INPUT FOR THIS TASK
____________

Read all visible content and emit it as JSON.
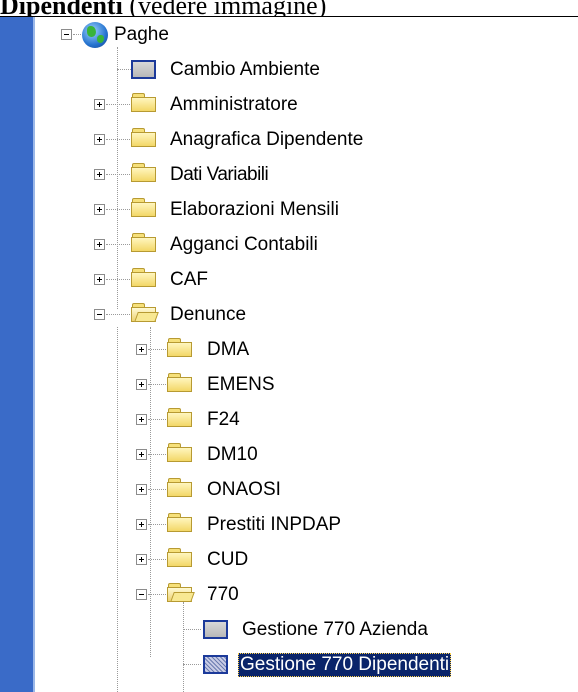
{
  "header": {
    "bold_text": "Dipendenti",
    "rest_text": " (vedere immagine)"
  },
  "tree": {
    "root": {
      "label": "Paghe",
      "icon": "globe-icon",
      "expanded": true
    },
    "items": [
      {
        "label": "Cambio Ambiente",
        "icon": "window-icon"
      },
      {
        "label": "Amministratore",
        "icon": "folder-icon",
        "expanded": false
      },
      {
        "label": "Anagrafica Dipendente",
        "icon": "folder-icon",
        "expanded": false
      },
      {
        "label": "Dati Variabili",
        "icon": "folder-icon",
        "expanded": false
      },
      {
        "label": "Elaborazioni Mensili",
        "icon": "folder-icon",
        "expanded": false
      },
      {
        "label": "Agganci Contabili",
        "icon": "folder-icon",
        "expanded": false
      },
      {
        "label": "CAF",
        "icon": "folder-icon",
        "expanded": false
      },
      {
        "label": "Denunce",
        "icon": "folder-open-icon",
        "expanded": true
      },
      {
        "label": "DMA",
        "icon": "folder-icon",
        "expanded": false
      },
      {
        "label": "EMENS",
        "icon": "folder-icon",
        "expanded": false
      },
      {
        "label": "F24",
        "icon": "folder-icon",
        "expanded": false
      },
      {
        "label": "DM10",
        "icon": "folder-icon",
        "expanded": false
      },
      {
        "label": "ONAOSI",
        "icon": "folder-icon",
        "expanded": false
      },
      {
        "label": "Prestiti INPDAP",
        "icon": "folder-icon",
        "expanded": false
      },
      {
        "label": "CUD",
        "icon": "folder-icon",
        "expanded": false
      },
      {
        "label": "770",
        "icon": "folder-open-icon",
        "expanded": true
      },
      {
        "label": "Gestione 770 Azienda",
        "icon": "window-icon"
      },
      {
        "label": "Gestione 770 Dipendenti",
        "icon": "window-icon",
        "selected": true
      }
    ]
  }
}
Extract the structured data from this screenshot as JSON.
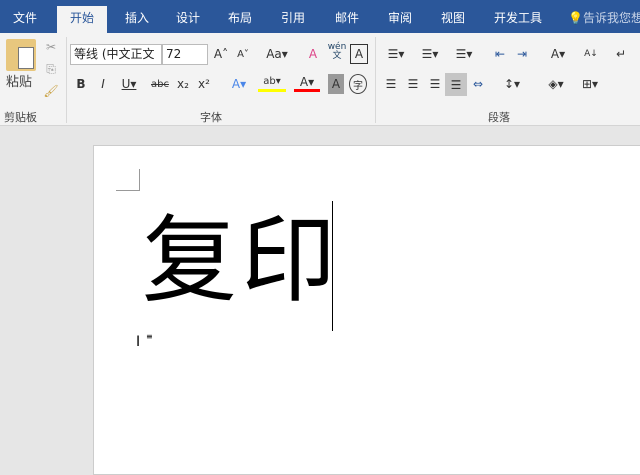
{
  "tabs": [
    "文件",
    "开始",
    "插入",
    "设计",
    "布局",
    "引用",
    "邮件",
    "审阅",
    "视图",
    "开发工具"
  ],
  "active_tab": "开始",
  "tell_me": "告诉我您想",
  "clipboard": {
    "paste": "粘贴",
    "group": "剪贴板"
  },
  "font": {
    "name": "等线 (中文正文",
    "size": "72",
    "group": "字体",
    "case_label": "Aa",
    "phonetic": "wén"
  },
  "paragraph": {
    "group": "段落"
  },
  "colors": {
    "accent": "#2b579a",
    "highlight": "#ffff00",
    "font_color": "#ff0000"
  },
  "document": {
    "text": "复印"
  }
}
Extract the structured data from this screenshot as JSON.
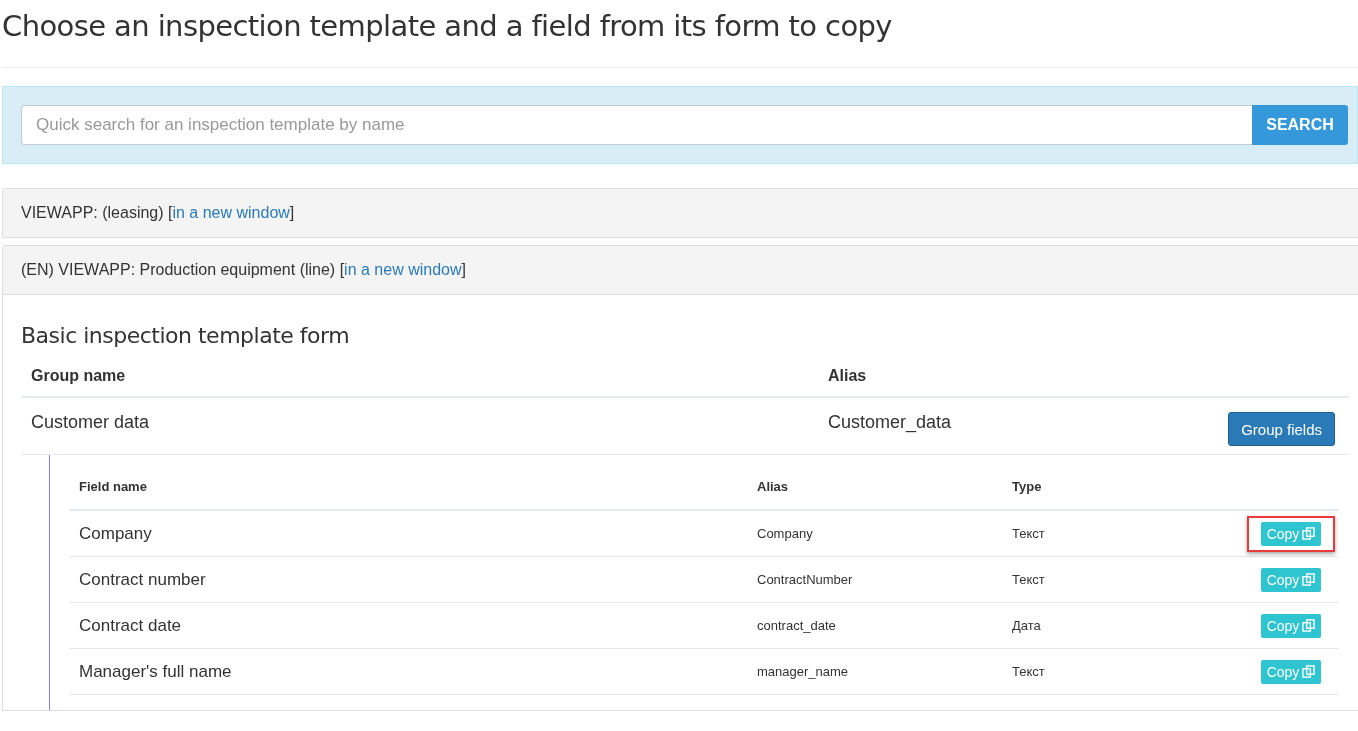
{
  "title": "Choose an inspection template and a field from its form to copy",
  "search": {
    "placeholder": "Quick search for an inspection template by name",
    "button": "SEARCH"
  },
  "templates": [
    {
      "name": "VIEWAPP: (leasing) [",
      "link": "in a new window",
      "suffix": "]",
      "expanded": false
    },
    {
      "name": "(EN) VIEWAPP: Production equipment (line) [",
      "link": "in a new window",
      "suffix": "]",
      "expanded": true,
      "form": {
        "heading": "Basic inspection template form",
        "group_columns": [
          "Group name",
          "Alias"
        ],
        "groups": [
          {
            "name": "Customer data",
            "alias": "Customer_data",
            "button": "Group fields",
            "field_columns": [
              "Field name",
              "Alias",
              "Type"
            ],
            "fields": [
              {
                "name": "Company",
                "alias": "Company",
                "type": "Текст",
                "button": "Copy",
                "highlighted": true
              },
              {
                "name": "Contract number",
                "alias": "ContractNumber",
                "type": "Текст",
                "button": "Copy",
                "highlighted": false
              },
              {
                "name": "Contract date",
                "alias": "contract_date",
                "type": "Дата",
                "button": "Copy",
                "highlighted": false
              },
              {
                "name": "Manager's full name",
                "alias": "manager_name",
                "type": "Текст",
                "button": "Copy",
                "highlighted": false
              }
            ]
          }
        ]
      }
    }
  ]
}
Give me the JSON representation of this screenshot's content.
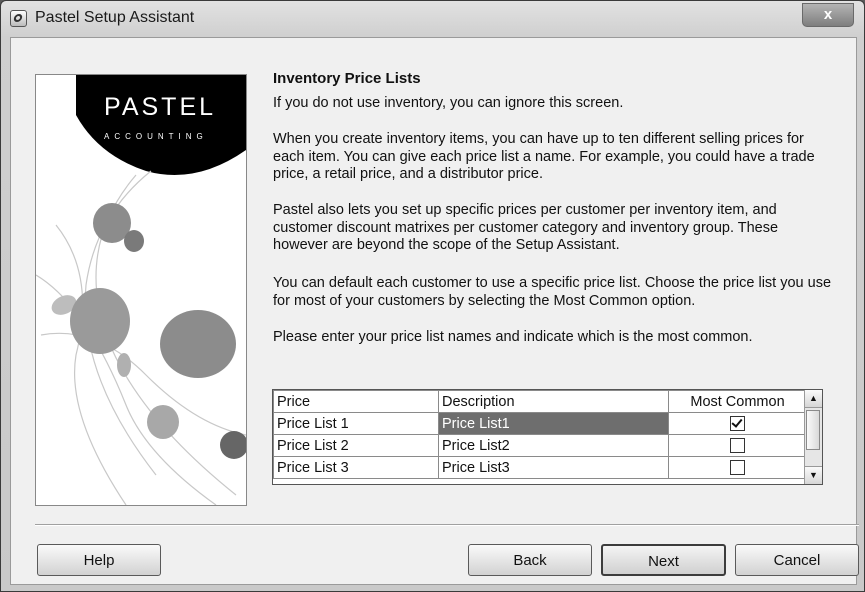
{
  "window": {
    "title": "Pastel Setup Assistant",
    "close_label": "x"
  },
  "logo": {
    "name": "PASTEL",
    "tagline": "ACCOUNTING"
  },
  "page": {
    "heading": "Inventory Price Lists",
    "paragraphs": [
      "If you do not use inventory, you can ignore this screen.",
      "When you create inventory items, you can have up to ten different selling prices for each item. You can give each price list a name. For example, you could have a trade price, a retail price, and a distributor price.",
      "Pastel also lets you set up specific prices per customer per inventory item, and customer discount matrixes per customer category and inventory group. These however are beyond the scope of the Setup Assistant.",
      "You can default each customer to use a specific price list. Choose the price list you use for most of your customers by selecting the Most Common option.",
      "Please enter your price list names and indicate which is the most common."
    ]
  },
  "price_grid": {
    "columns": [
      "Price",
      "Description",
      "Most Common"
    ],
    "rows": [
      {
        "price": "Price List 1",
        "description": "Price List1",
        "most_common": true
      },
      {
        "price": "Price List 2",
        "description": "Price List2",
        "most_common": false
      },
      {
        "price": "Price List 3",
        "description": "Price List3",
        "most_common": false
      }
    ]
  },
  "buttons": {
    "help": "Help",
    "back": "Back",
    "next": "Next",
    "cancel": "Cancel"
  }
}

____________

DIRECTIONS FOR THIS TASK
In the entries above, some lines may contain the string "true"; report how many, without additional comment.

RESPONSE TO THE TASK
7